Stored records
- Opening Delimiter -
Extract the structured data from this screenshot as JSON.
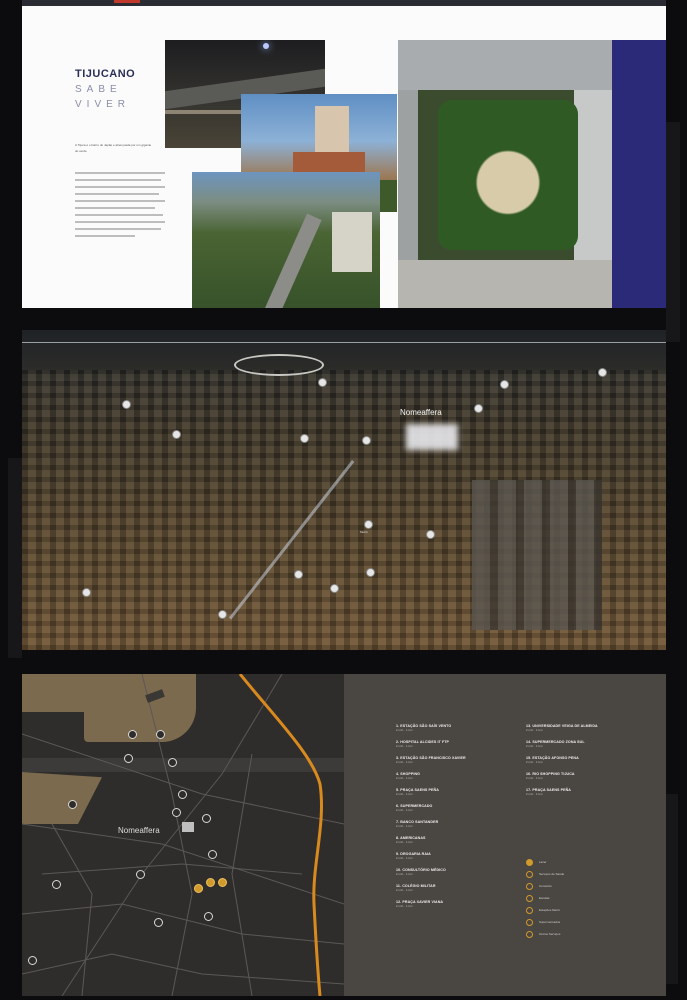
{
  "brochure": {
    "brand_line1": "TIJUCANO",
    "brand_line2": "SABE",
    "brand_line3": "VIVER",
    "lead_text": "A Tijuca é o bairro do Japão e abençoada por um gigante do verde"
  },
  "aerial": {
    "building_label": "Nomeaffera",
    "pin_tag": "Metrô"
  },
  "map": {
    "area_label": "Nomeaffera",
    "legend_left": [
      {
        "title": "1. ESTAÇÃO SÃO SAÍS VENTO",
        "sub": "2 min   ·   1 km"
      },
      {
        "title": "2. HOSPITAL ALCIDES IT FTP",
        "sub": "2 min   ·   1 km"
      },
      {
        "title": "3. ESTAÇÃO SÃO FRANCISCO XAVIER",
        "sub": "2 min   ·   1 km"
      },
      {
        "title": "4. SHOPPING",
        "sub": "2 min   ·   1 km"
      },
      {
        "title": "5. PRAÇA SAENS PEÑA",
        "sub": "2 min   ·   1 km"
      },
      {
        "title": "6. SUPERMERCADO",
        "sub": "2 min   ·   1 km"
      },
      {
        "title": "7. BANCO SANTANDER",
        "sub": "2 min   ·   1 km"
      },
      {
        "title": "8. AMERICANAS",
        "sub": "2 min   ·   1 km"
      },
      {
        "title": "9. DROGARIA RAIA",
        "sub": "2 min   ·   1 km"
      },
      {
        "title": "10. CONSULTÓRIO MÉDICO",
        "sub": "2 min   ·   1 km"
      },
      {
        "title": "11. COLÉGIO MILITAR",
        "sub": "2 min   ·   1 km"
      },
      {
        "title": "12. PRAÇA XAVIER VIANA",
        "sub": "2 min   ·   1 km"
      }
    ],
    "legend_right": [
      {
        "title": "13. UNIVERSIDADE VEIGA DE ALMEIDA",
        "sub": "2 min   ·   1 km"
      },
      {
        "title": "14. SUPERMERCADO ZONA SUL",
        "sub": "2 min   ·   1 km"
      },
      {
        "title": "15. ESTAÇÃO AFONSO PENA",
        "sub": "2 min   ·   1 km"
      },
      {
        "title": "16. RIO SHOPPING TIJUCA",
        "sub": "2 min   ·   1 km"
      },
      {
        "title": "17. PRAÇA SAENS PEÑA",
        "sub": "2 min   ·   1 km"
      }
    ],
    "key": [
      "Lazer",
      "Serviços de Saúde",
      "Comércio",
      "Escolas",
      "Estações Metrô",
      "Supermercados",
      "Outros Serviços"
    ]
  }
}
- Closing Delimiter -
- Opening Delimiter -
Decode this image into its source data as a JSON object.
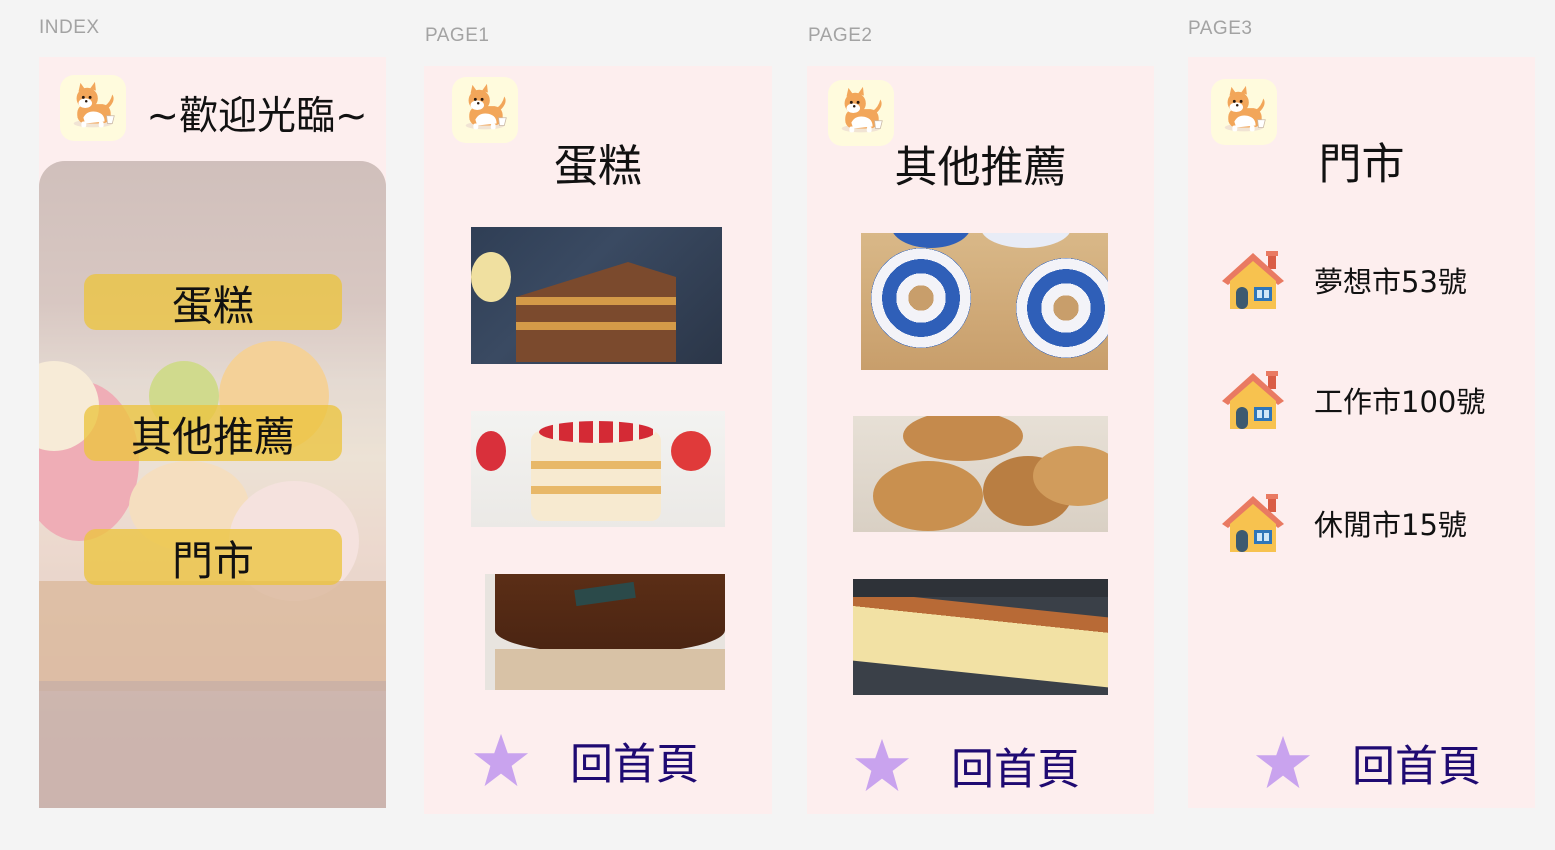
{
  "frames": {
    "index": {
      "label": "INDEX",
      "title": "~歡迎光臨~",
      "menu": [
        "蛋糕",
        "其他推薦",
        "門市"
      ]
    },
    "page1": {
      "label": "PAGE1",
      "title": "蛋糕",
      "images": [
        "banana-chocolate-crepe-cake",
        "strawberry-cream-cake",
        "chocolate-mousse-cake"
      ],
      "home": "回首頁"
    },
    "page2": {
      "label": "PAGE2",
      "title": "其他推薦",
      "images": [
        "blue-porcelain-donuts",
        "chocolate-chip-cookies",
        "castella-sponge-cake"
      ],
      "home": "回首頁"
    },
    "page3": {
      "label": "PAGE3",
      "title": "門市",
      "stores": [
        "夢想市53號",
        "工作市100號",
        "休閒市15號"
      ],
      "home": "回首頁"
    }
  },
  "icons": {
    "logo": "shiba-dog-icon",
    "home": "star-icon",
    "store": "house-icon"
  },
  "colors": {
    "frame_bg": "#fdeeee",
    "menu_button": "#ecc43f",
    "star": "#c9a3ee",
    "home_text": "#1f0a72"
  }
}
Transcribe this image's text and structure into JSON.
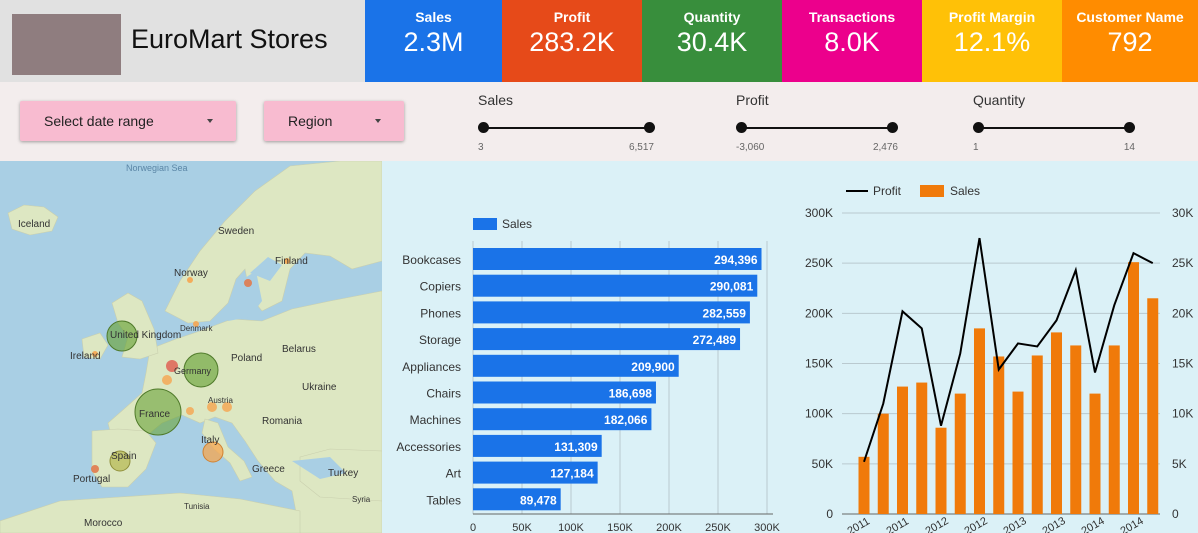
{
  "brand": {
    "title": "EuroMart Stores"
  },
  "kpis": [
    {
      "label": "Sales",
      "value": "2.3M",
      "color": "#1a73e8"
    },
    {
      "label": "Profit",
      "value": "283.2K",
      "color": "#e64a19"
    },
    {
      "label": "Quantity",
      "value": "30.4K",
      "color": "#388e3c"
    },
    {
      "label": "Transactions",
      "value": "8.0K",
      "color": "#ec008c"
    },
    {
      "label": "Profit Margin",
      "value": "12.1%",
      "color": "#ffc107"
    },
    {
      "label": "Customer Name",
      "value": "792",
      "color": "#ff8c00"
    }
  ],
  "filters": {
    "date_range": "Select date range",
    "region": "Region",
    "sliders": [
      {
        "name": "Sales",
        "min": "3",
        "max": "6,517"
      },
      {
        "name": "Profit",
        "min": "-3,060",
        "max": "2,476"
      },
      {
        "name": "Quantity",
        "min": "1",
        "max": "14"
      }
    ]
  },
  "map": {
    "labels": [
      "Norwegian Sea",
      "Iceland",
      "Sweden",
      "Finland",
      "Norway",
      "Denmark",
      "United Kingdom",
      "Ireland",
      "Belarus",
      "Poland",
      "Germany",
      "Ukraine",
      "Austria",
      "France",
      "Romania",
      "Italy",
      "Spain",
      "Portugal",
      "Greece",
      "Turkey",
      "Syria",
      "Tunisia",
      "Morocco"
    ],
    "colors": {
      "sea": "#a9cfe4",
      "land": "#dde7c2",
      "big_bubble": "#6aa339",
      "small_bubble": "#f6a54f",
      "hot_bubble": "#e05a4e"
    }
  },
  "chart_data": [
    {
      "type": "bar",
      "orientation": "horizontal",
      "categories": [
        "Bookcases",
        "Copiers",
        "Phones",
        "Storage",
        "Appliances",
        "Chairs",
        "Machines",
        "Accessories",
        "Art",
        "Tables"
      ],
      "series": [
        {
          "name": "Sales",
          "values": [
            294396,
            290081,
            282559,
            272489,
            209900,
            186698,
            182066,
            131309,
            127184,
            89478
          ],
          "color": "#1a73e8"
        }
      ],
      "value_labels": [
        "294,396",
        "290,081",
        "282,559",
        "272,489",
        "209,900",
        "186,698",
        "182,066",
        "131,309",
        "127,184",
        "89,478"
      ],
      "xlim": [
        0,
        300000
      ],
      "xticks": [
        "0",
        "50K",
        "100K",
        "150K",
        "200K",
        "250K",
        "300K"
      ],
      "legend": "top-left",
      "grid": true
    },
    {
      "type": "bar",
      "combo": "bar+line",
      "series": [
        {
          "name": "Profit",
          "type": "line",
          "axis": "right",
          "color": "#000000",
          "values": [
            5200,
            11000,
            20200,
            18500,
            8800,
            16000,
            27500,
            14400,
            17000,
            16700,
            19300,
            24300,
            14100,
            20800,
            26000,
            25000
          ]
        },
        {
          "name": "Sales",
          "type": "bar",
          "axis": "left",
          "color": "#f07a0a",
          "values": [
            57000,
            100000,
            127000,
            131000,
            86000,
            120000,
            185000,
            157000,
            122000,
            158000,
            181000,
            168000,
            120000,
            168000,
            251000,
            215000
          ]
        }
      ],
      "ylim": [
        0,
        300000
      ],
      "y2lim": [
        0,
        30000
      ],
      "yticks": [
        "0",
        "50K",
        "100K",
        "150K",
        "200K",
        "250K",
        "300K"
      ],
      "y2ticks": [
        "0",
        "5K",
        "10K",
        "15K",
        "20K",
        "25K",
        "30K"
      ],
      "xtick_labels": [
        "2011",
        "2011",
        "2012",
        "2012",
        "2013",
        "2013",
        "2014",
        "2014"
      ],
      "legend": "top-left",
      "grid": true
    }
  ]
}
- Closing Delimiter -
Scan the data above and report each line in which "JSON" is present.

Written response:
Extract the structured data from this screenshot as JSON.
Decode this image into its source data as a JSON object.
Transcribe this image's text and structure into JSON.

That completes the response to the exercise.